Length: 3 pages
Apr 29, 2019
116th Congress (2019–2021)

Introduced on Apr 29, 2019

This bill is in the first stage of the legislative process. It was introduced into Congress on April 29, 2019. It will typically be considered by committee next before it is possibly sent on to the House or Senate as a whole.

4% chance of being enacted according to Skopos Labs (details)

Position statements

What legislators are saying

Chairs Of Servicewomen & Women Veterans Congressional Caucus Demand Congressional Hearings On Spc. Vanessa Guillen Murder, Comprehensive Review Of Sexual Harassment And Assault In The Armed Forces
    — Rep. Tulsi Gabbard [D-HI2] (Co-sponsor) on Jul 30, 2020

Rep. Tulsi Gabbard Amendment to Defense Bill Would Bring Transparency to Impacts of Sexual Assault “Bad Paper” Discharges
    — Rep. Tulsi Gabbard [D-HI2] (Co-sponsor) on Jul 22, 2020

Rep. Tulsi Gabbard Calls for Independent Investigation into Missing Soldier’s Disappearance
    — Rep. Tulsi Gabbard [D-HI2] (Co-sponsor) on Jul 6, 2020

More statements at ProPublica Represent...


Apr 29, 2019

Bills and resolutions are referred to committees which debate the bill before possibly sending it on to the whole chamber.

If this bill has further action, the following steps may occur next:
Passed Committee

Passed House

Passed Senate

Signed by the President

H.R. 2388 is a bill in the United States Congress.

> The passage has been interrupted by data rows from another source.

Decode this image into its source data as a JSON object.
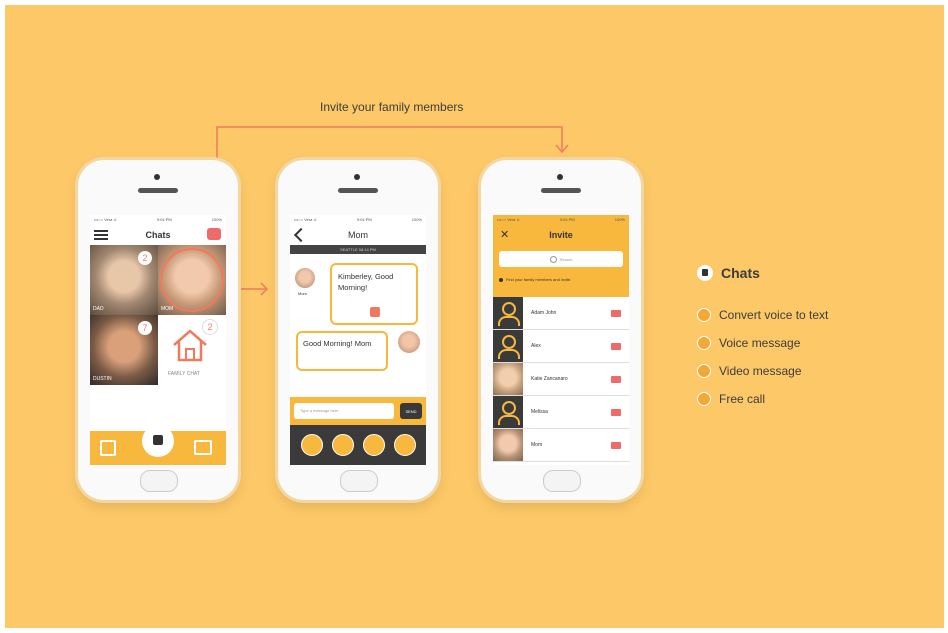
{
  "caption": "Invite your family members",
  "phone1": {
    "title": "Chats",
    "tiles": [
      {
        "label": "DAD",
        "badge": "2"
      },
      {
        "label": "MOM",
        "badge": ""
      },
      {
        "label": "DUSTIN",
        "badge": "7"
      },
      {
        "label": "FAMILY CHAT",
        "badge": "2"
      }
    ]
  },
  "phone2": {
    "title": "Mom",
    "location": "SEATTLE 08:14 PM",
    "msg1_sender": "Mom",
    "msg1_text": "Kimberley, Good Morning!",
    "msg2_text": "Good Morning! Mom",
    "input_placeholder": "Type a message here",
    "send_label": "SEND"
  },
  "phone3": {
    "title": "Invite",
    "search_placeholder": "Search",
    "hint": "Find your family members and invite.",
    "contacts": [
      "Adam John",
      "Alex",
      "Katie Zancanaro",
      "Melissa",
      "Mom"
    ]
  },
  "status": {
    "carrier": "•••○○ Vera ≎",
    "time": "9:04 PM",
    "battery": "100%"
  },
  "legend": {
    "title": "Chats",
    "items": [
      {
        "icon": "voice-to-text-icon",
        "label": "Convert voice to text"
      },
      {
        "icon": "microphone-icon",
        "label": "Voice message"
      },
      {
        "icon": "video-camera-icon",
        "label": "Video message"
      },
      {
        "icon": "phone-icon",
        "label": "Free call"
      }
    ]
  },
  "colors": {
    "background": "#fdc867",
    "accent": "#f7b83d",
    "coral": "#f07a5e"
  }
}
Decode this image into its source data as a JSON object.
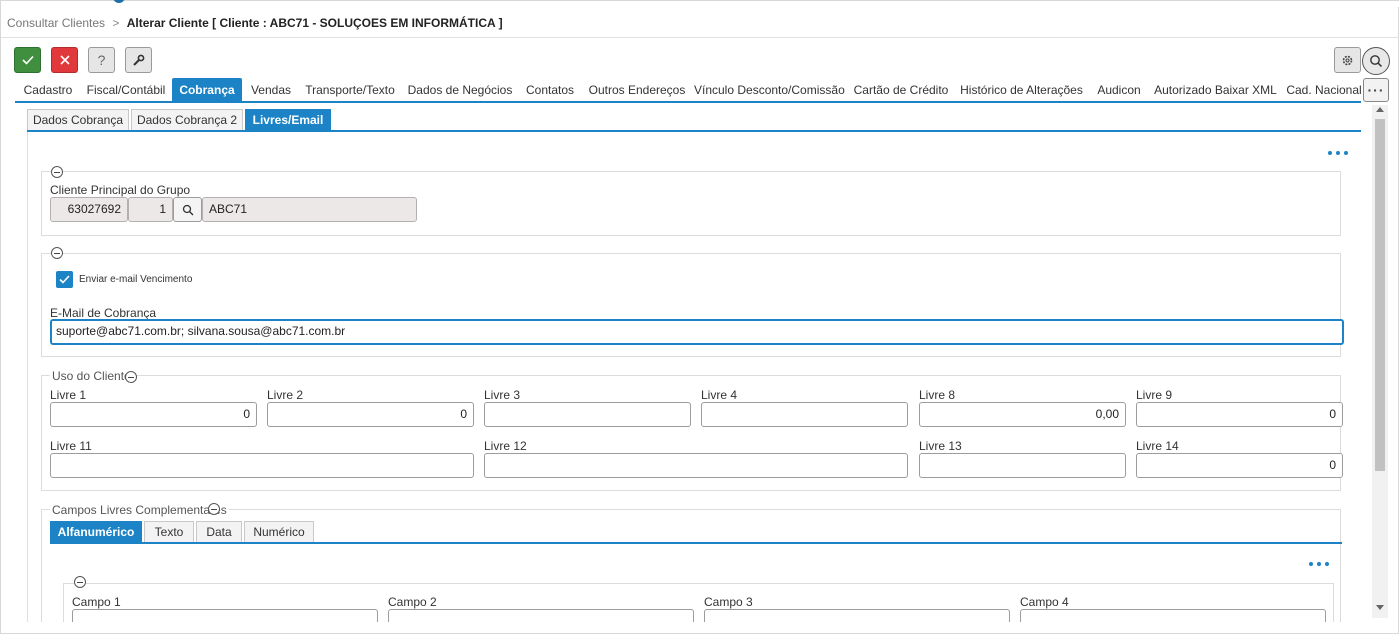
{
  "breadcrumb": {
    "parent": "Consultar Clientes",
    "separator": ">",
    "current": "Alterar Cliente [ Cliente : ABC71 - SOLUÇOES EM INFORMÁTICA ]"
  },
  "toolbar": {
    "confirm_icon": "check-icon",
    "cancel_icon": "x-icon",
    "help_label": "?",
    "tools_icon": "wrench-icon",
    "settings_icon": "gear-icon",
    "search_icon": "search-icon"
  },
  "main_tabs": [
    {
      "label": "Cadastro"
    },
    {
      "label": "Fiscal/Contábil"
    },
    {
      "label": "Cobrança",
      "active": true
    },
    {
      "label": "Vendas"
    },
    {
      "label": "Transporte/Texto"
    },
    {
      "label": "Dados de Negócios"
    },
    {
      "label": "Contatos"
    },
    {
      "label": "Outros Endereços"
    },
    {
      "label": "Vínculo Desconto/Comissão"
    },
    {
      "label": "Cartão de Crédito"
    },
    {
      "label": "Histórico de Alterações"
    },
    {
      "label": "Audicon"
    },
    {
      "label": "Autorizado Baixar XML"
    },
    {
      "label": "Cad. Nacional"
    }
  ],
  "more_tabs_label": "···",
  "sub_tabs": [
    {
      "label": "Dados Cobrança"
    },
    {
      "label": "Dados Cobrança 2"
    },
    {
      "label": "Livres/Email",
      "active": true
    }
  ],
  "grupo": {
    "label": "Cliente Principal do Grupo",
    "code": "63027692",
    "seq": "1",
    "name": "ABC71"
  },
  "email": {
    "checkbox_label": "Enviar e-mail Vencimento",
    "checked": true,
    "field_label": "E-Mail de Cobrança",
    "value": "suporte@abc71.com.br; silvana.sousa@abc71.com.br"
  },
  "uso_cliente": {
    "legend": "Uso do Cliente",
    "fields": [
      {
        "label": "Livre 1",
        "value": "0"
      },
      {
        "label": "Livre 2",
        "value": "0"
      },
      {
        "label": "Livre 3",
        "value": ""
      },
      {
        "label": "Livre 4",
        "value": ""
      },
      {
        "label": "Livre 8",
        "value": "0,00"
      },
      {
        "label": "Livre 9",
        "value": "0"
      },
      {
        "label": "Livre 11",
        "value": ""
      },
      {
        "label": "Livre 12",
        "value": ""
      },
      {
        "label": "Livre 13",
        "value": ""
      },
      {
        "label": "Livre 14",
        "value": "0"
      }
    ]
  },
  "campos_livres": {
    "legend": "Campos Livres Complementares",
    "tabs": [
      {
        "label": "Alfanumérico",
        "active": true
      },
      {
        "label": "Texto"
      },
      {
        "label": "Data"
      },
      {
        "label": "Numérico"
      }
    ],
    "fields": [
      {
        "label": "Campo 1"
      },
      {
        "label": "Campo 2"
      },
      {
        "label": "Campo 3"
      },
      {
        "label": "Campo 4"
      }
    ]
  },
  "colors": {
    "accent": "#1c83c6",
    "confirm": "#3f8f3f",
    "cancel": "#e0383b"
  }
}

A bill must be passed by both the House and Senate in identical form and then be signed by the President to become law.

Bills numbers restart every two years. That means there are other bills with the number H.R. 2388. This is the one from the 116th Congress.

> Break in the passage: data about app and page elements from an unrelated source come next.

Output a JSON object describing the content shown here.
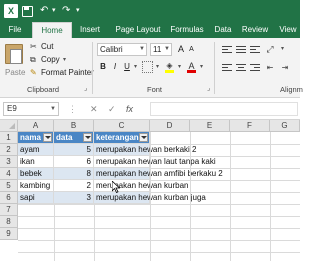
{
  "titlebar": {
    "logo": "X",
    "undo": "↶",
    "redo": "↷",
    "caret": "▾",
    "icons": [
      "excel-logo",
      "save-icon",
      "undo-icon",
      "redo-icon",
      "customize-qat-icon"
    ]
  },
  "tabs": [
    "File",
    "Home",
    "Insert",
    "Page Layout",
    "Formulas",
    "Data",
    "Review",
    "View"
  ],
  "active_tab": "Home",
  "ribbon": {
    "clipboard": {
      "paste_label": "Paste",
      "cut_label": "Cut",
      "copy_label": "Copy",
      "format_painter_label": "Format Painter",
      "group_label": "Clipboard"
    },
    "font": {
      "font_name": "Calibri",
      "font_size": "11",
      "bold": "B",
      "italic": "I",
      "underline": "U",
      "grow": "A",
      "shrink": "A",
      "font_color_glyph": "A",
      "group_label": "Font"
    },
    "alignment": {
      "group_label": "Alignm"
    }
  },
  "formula_bar": {
    "name_box": "E9",
    "cancel": "✕",
    "enter": "✓",
    "fx": "fx",
    "value": ""
  },
  "grid": {
    "columns": [
      "A",
      "B",
      "C",
      "D",
      "E",
      "F",
      "G"
    ],
    "rows": [
      "1",
      "2",
      "3",
      "4",
      "5",
      "6",
      "7",
      "8",
      "9"
    ],
    "table": {
      "headers": [
        "nama",
        "data",
        "keterangan"
      ],
      "rows": [
        [
          "ayam",
          "5",
          "merupakan hewan berkaki 2"
        ],
        [
          "ikan",
          "6",
          "merupakan hewan laut tanpa kaki"
        ],
        [
          "bebek",
          "8",
          "merupakan hewan amfibi berkaku 2"
        ],
        [
          "kambing",
          "2",
          "merupakan hewan kurban"
        ],
        [
          "sapi",
          "3",
          "merupakan hewan kurban juga"
        ]
      ]
    }
  },
  "colors": {
    "excel_green": "#217346",
    "table_header": "#4a86c5",
    "table_band": "#dce6f1"
  }
}
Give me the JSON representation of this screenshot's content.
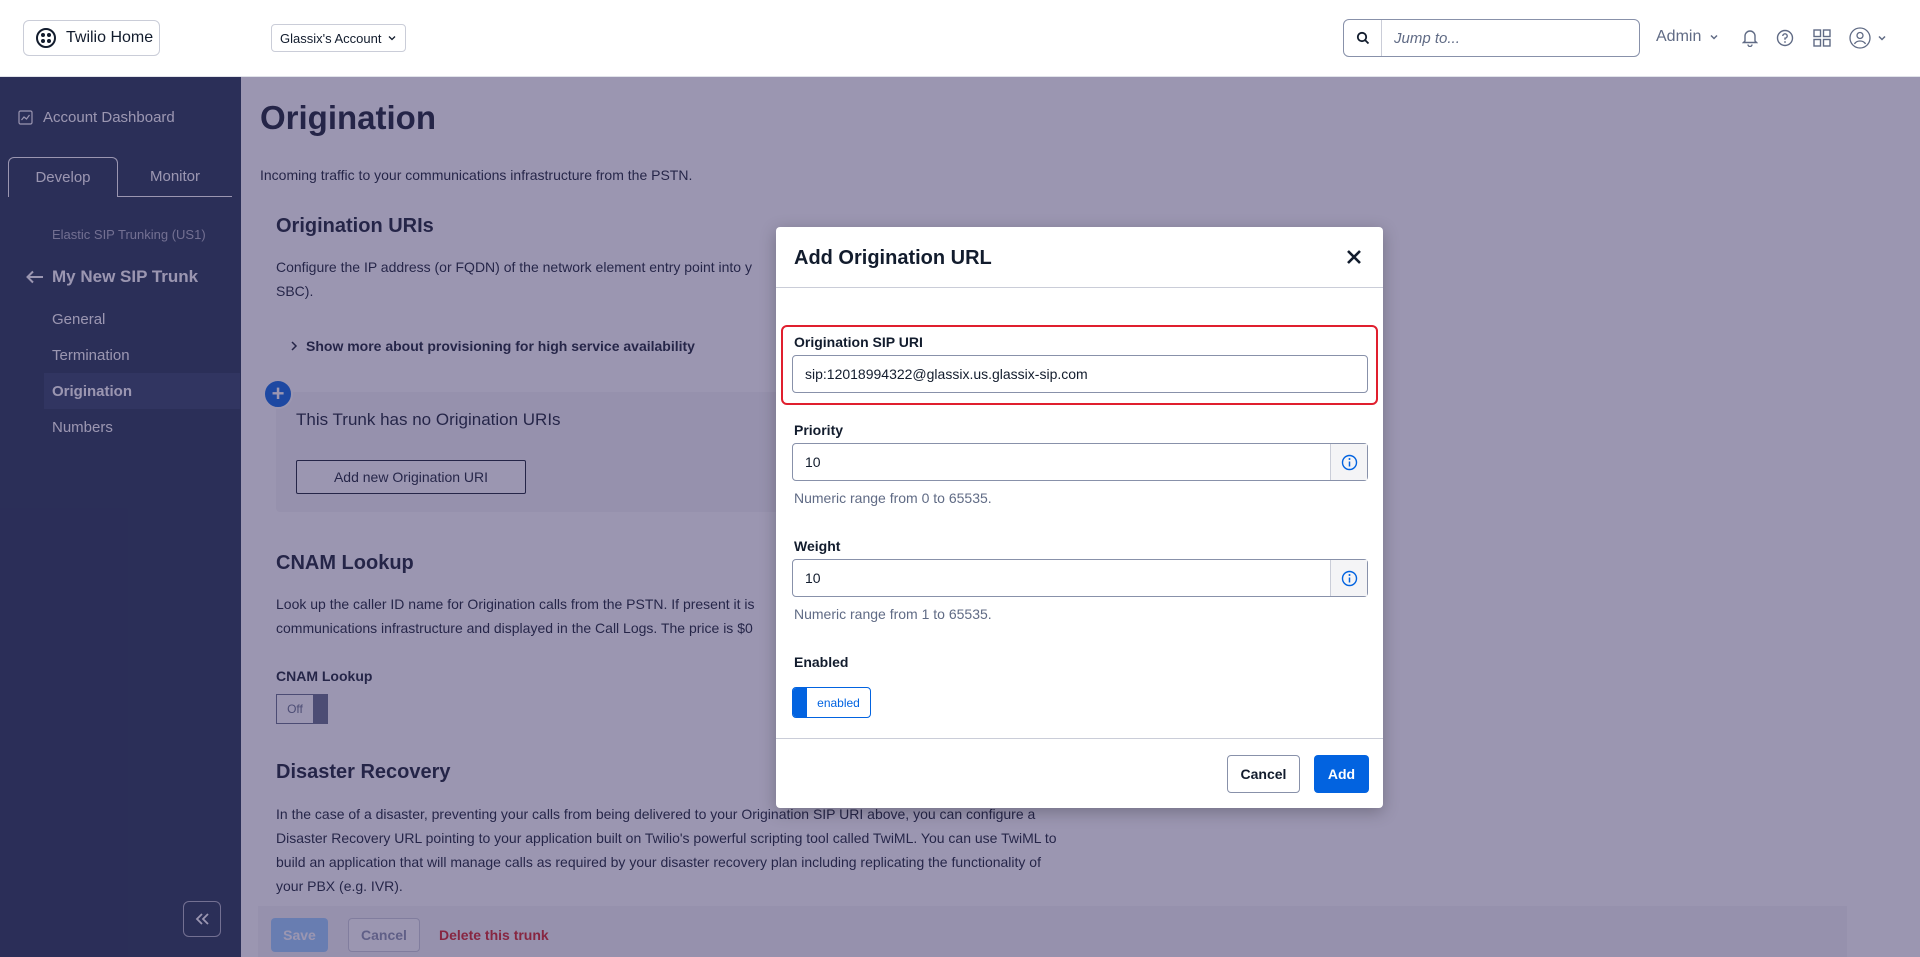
{
  "topbar": {
    "home_label": "Twilio Home",
    "account_label": "Glassix's Account",
    "search_placeholder": "Jump to...",
    "user_label": "Admin"
  },
  "sidebar": {
    "dashboard_label": "Account Dashboard",
    "tabs": [
      "Develop",
      "Monitor"
    ],
    "product_label": "Elastic SIP Trunking (US1)",
    "trunk_name": "My New SIP Trunk",
    "items": [
      {
        "label": "General",
        "active": false
      },
      {
        "label": "Termination",
        "active": false
      },
      {
        "label": "Origination",
        "active": true
      },
      {
        "label": "Numbers",
        "active": false
      }
    ]
  },
  "main": {
    "title": "Origination",
    "description": "Incoming traffic to your communications infrastructure from the PSTN.",
    "uris_heading": "Origination URIs",
    "uris_text_1": "Configure the IP address (or FQDN) of the network element entry point into y",
    "uris_text_2": "SBC).",
    "show_more": "Show more about provisioning for high service availability",
    "empty_text": "This Trunk has no Origination URIs",
    "add_uri_button": "Add new Origination URI",
    "cnam_heading": "CNAM Lookup",
    "cnam_text_1": "Look up the caller ID name for Origination calls from the PSTN. If present it is",
    "cnam_text_2": "communications infrastructure and displayed in the Call Logs. The price is $0",
    "cnam_label": "CNAM Lookup",
    "cnam_toggle": "Off",
    "dr_heading": "Disaster Recovery",
    "dr_text_1": "In the case of a disaster, preventing your calls from being delivered to your Origination SIP URI above, you can configure a",
    "dr_text_2": "Disaster Recovery URL pointing to your application built on Twilio's powerful scripting tool called TwiML. You can use TwiML to",
    "dr_text_3": "build an application that will manage calls as required by your disaster recovery plan including replicating the functionality of",
    "dr_text_4": "your PBX (e.g. IVR).",
    "save_button": "Save",
    "cancel_button": "Cancel",
    "delete_link": "Delete this trunk"
  },
  "modal": {
    "title": "Add Origination URL",
    "sip_label": "Origination SIP URI",
    "sip_value": "sip:12018994322@glassix.us.glassix-sip.com",
    "priority_label": "Priority",
    "priority_value": "10",
    "priority_help": "Numeric range from 0 to 65535.",
    "weight_label": "Weight",
    "weight_value": "10",
    "weight_help": "Numeric range from 1 to 65535.",
    "enabled_label": "Enabled",
    "enabled_toggle": "enabled",
    "cancel_button": "Cancel",
    "add_button": "Add"
  },
  "colors": {
    "primary": "#0263e0",
    "sidebar_bg": "#1f304c",
    "highlight": "#e01f2e",
    "danger": "#d61f1f"
  }
}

How to cite this information.

We recommend the following MLA-formatted citation when using the information you see here in academic work:

“H.R. 2388 — 116th Congress: Harmony’s Law.” 2019. September 28, 2020 <>

Where is this information from?

GovTrack automatically collects legislative information from a variety of governmental and non-governmental sources. This page is sourced primarily from, the official portal of the United States Congress. is generally updated one day after events occur, and so legislative activity shown here may be one day behind. Data via the congress project.